Mutual funds are a general term for funds that allow you to pool your money with that of other investors and are managed by a team of investment professionals. The term may vary across countries, but mutual funds may also be referred to as collective investment schemes, unit trusts or simply as funds. The pooling of your money generally creates greater buying power so you are able to invest in a wider range of investments than possible for most individual investors.
Each investor in a fund owns units (or shares) which represent a part of a fund’s portfolio holdings. Mutual funds can be categorized by the type of assets they invest in (such as shares, bonds, cash or other securities). You can refer to the mutual fund’s prospectus and fact sheets to get a better understanding of their respective investment objectives and policy (for example, type and mix of investments) and past performance.

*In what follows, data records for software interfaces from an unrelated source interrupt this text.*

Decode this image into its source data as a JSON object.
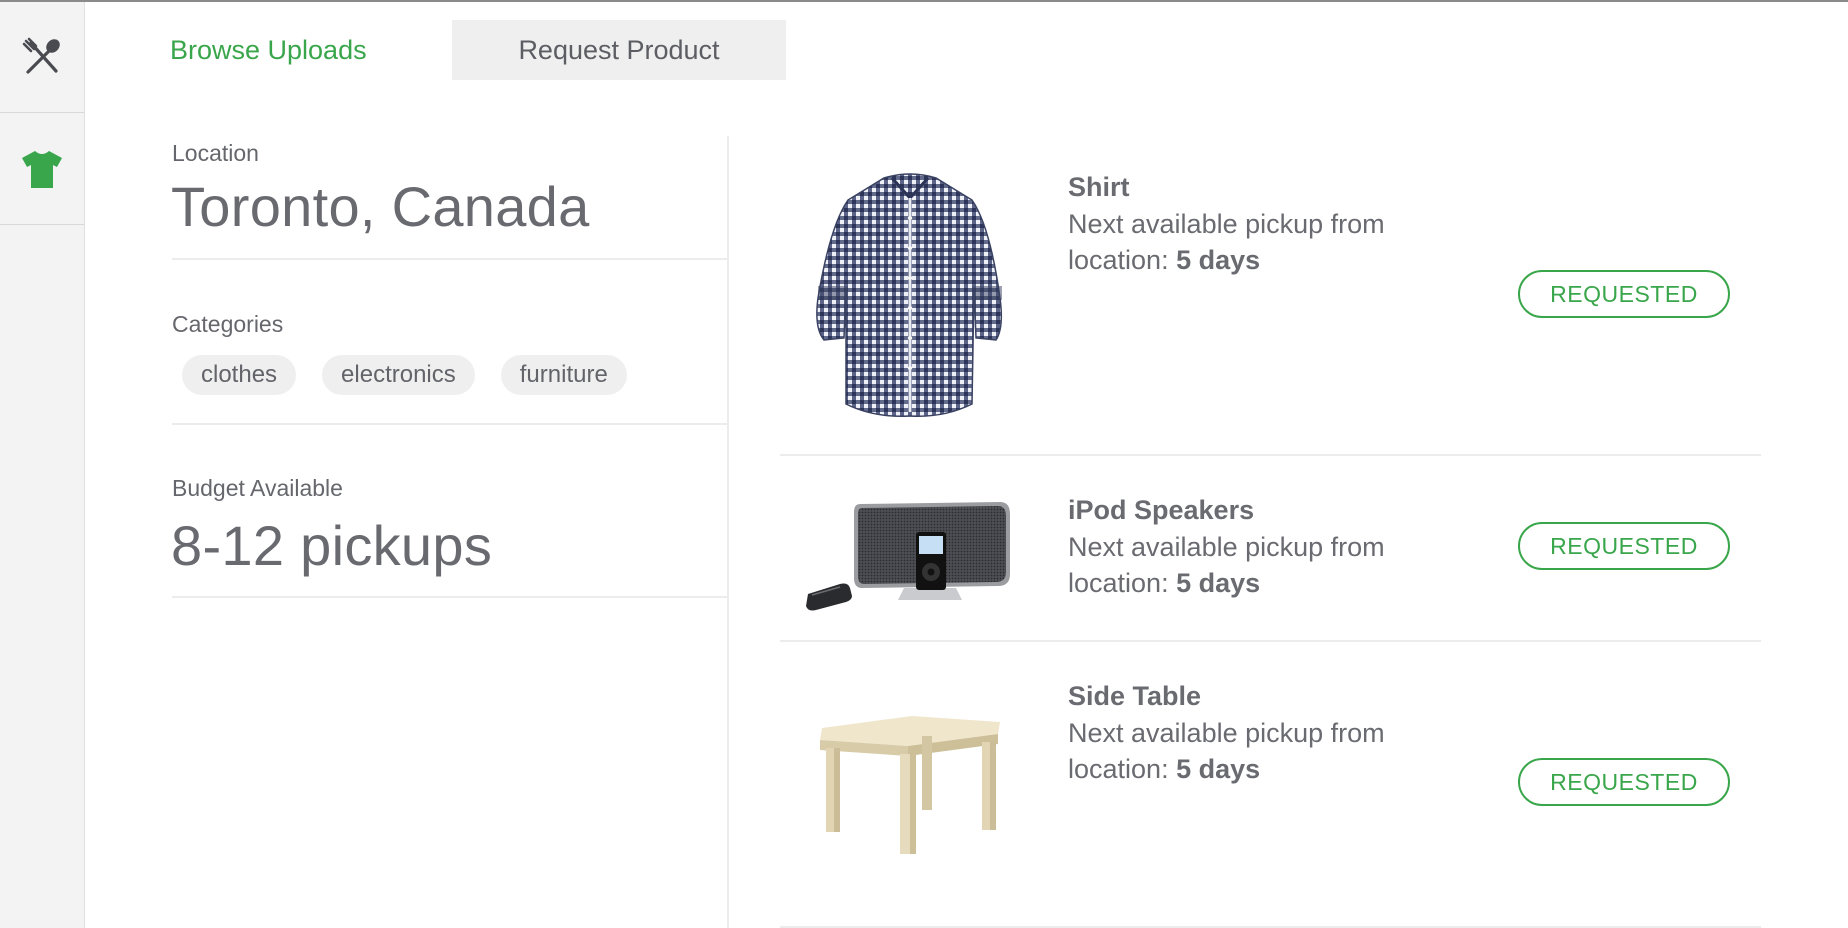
{
  "colors": {
    "accent": "#3aa64b",
    "text": "#6a6b71",
    "sidebar_bg": "#f3f3f3",
    "chip_bg": "#efefef"
  },
  "sidebar": {
    "items": [
      {
        "icon": "utensils-icon",
        "active": false
      },
      {
        "icon": "tshirt-icon",
        "active": true
      }
    ]
  },
  "tabs": [
    {
      "label": "Browse Uploads",
      "active": true
    },
    {
      "label": "Request Product",
      "active": false
    }
  ],
  "filters": {
    "location": {
      "label": "Location",
      "value": "Toronto, Canada"
    },
    "categories": {
      "label": "Categories",
      "items": [
        "clothes",
        "electronics",
        "furniture"
      ]
    },
    "budget": {
      "label": "Budget Available",
      "value": "8-12 pickups"
    }
  },
  "products": [
    {
      "title": "Shirt",
      "desc_prefix": "Next available pickup from location:",
      "days": "5 days",
      "button": "REQUESTED",
      "image": "shirt-image"
    },
    {
      "title": "iPod Speakers",
      "desc_prefix": "Next available pickup from location:",
      "days": "5 days",
      "button": "REQUESTED",
      "image": "ipod-speakers-image"
    },
    {
      "title": "Side Table",
      "desc_prefix": "Next available pickup from location:",
      "days": "5 days",
      "button": "REQUESTED",
      "image": "side-table-image"
    }
  ]
}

Can issue and redeem units at times specified to meet subscription or redemption requests made by investors. Generally, buying and selling of units take place directly between investors and the fund or its agents. The price per unit of an open-end fund will vary in proportion to the fund’s net asset value, and therefore reflect the fund’s performance.
These funds issue only a fixed number of units or shares, and do not issue new units or shares even as investor demand grows. Unit or share purchases take place in the secondary market, and prices are determined by investor demand. Units or shares of these funds are often traded at a premium or discount to the fund’s net asset value.
Fee of the Mutual Funds
Can Mutual funds charge various fees and it is best to refer to the fund’s prospectus or fact sheets to understand what you are being charged.
2.Front End Load
3.Back End Load
There are many types of mutual funds, but broadly speaking they can be divided into four main categories:
1.Equity (Stock) Funds
As the name suggests, Equity Funds consist mainly of stock investments and are the most common type of mutual funds. Often Equity Funds focus on a particular type of investment strategy, such as Growth, Value, Large Caps and Small Caps or themes such as Property, Energy and Healthcare. The funds can be invested globally, regionally or in single countries.
2.Bond (Fixed) Funds
Invest mainly in debt instruments including government bonds, corporate bonds or mortgage-backed securities. The return that a Bond Fund may have can vary depending on the type of bond. Typically, Bond Funds that invest in short-term bonds tend to be less volatile. Bond Funds that invest in corporate bonds generally do so to obtain higher yields, thus carrying greater risk.
3. Money Market Funds
Seek to maintain a stable net asset value by investing in the short-term, high-grade securities sold in the money market. These are generally the safest, most stable securities available, including Treasury bills, certificates of deposit and commercial paper.
Invest in a mix of stocks and bonds and may also hold money market instruments which can vary proportionally over time or remain fixed. They may be further sub-divided into Balanced Funds, Asset Allocation Funds and Lifecycle Funds.